His gift of faith
Lord willing, I will be 63 years old soon. Two older family members were called Home this year. I share my stories, that God has given to me. Everyone has a story. I realized I had forgotten many hard things; the edges around some losses are softer now.
Beauty and love though remain. Grow stronger. Unconditional love.
C old and time to
O pen books, new and old
L oved and saved for a
D ecember day
With December 1, I am beginning to read a new devotional by Sarah Young: Jesus Always: Embracing Joy in His Presence (2016, Thomas Nelson). I bought my copy at a Target store, and this morning found the page for her book at Thomas Nelson. Sarah Young writes from a perspective of chronic health problems, and time in prayer and Bible study. I like the design of her small books.
Mind the Gap – I love to learn. It is indeed interesting to reflect upon various creative projects. Some days, creating posts, the work is easy. Other days, a post that takes a minute to view may take me some time to create. One day, I might take a photo and it shows what I see. Other days, I try many times. Or I stop for the day, and then the next day or two, things seem easier. I am retired now.
Growing older, I have a different perspective on time. As a teacher, I had to be “on time” and meet many deadlines. With other projects, there can be another sense of time. A poem may take some time, and still seem new and bless others years later.
Each project has its own journey. Creativity is an important part of health for me. I have also learned if I can no longer do one thing, to try something else. My definition of creativity includes many activities. The caregiving years with my mother and family were very creative. Later on, my poetry reflected all I could not write at the time.
in the night
Poem and letters: Ellen Grace Olinger
There is a lot of rest around the work now.
This photo of our paperwhites is one of my favorites. I tried different ideas, and then cropped the photo to show the flowers most of all.
After my father died, his brother encouraged my mother to volunteer at a nursing home. Mom was in her mid-60s then. She did not drive and my Uncle Carl took her there every Friday for many years. This nursing home took care of her in her last illness. Her service was honored and she knew where she was.

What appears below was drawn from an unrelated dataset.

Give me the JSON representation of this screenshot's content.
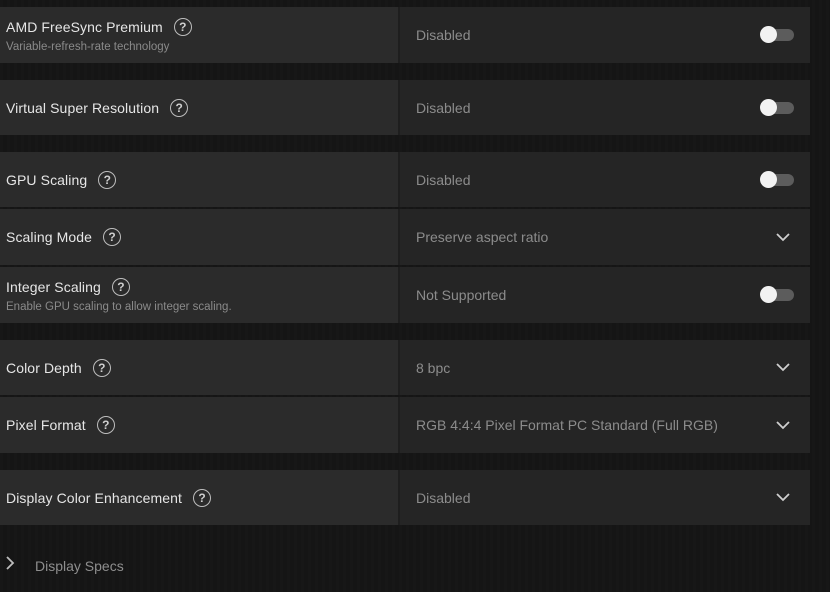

Enola M. Borgh (1917 – 2004), my mother, also had a distinguished career as a professor and author in English literature and composition. She modeled for me that service is service. She spoke at conferences, and she folded towels. She also taught English as a second language at a church, after she retired. I still miss her, though the grief is more gentle now, and we shall meet again. Meanwhile I still hope to read her published work. I pray the Psalms and try to keep growing in new times, with lots of rest as well.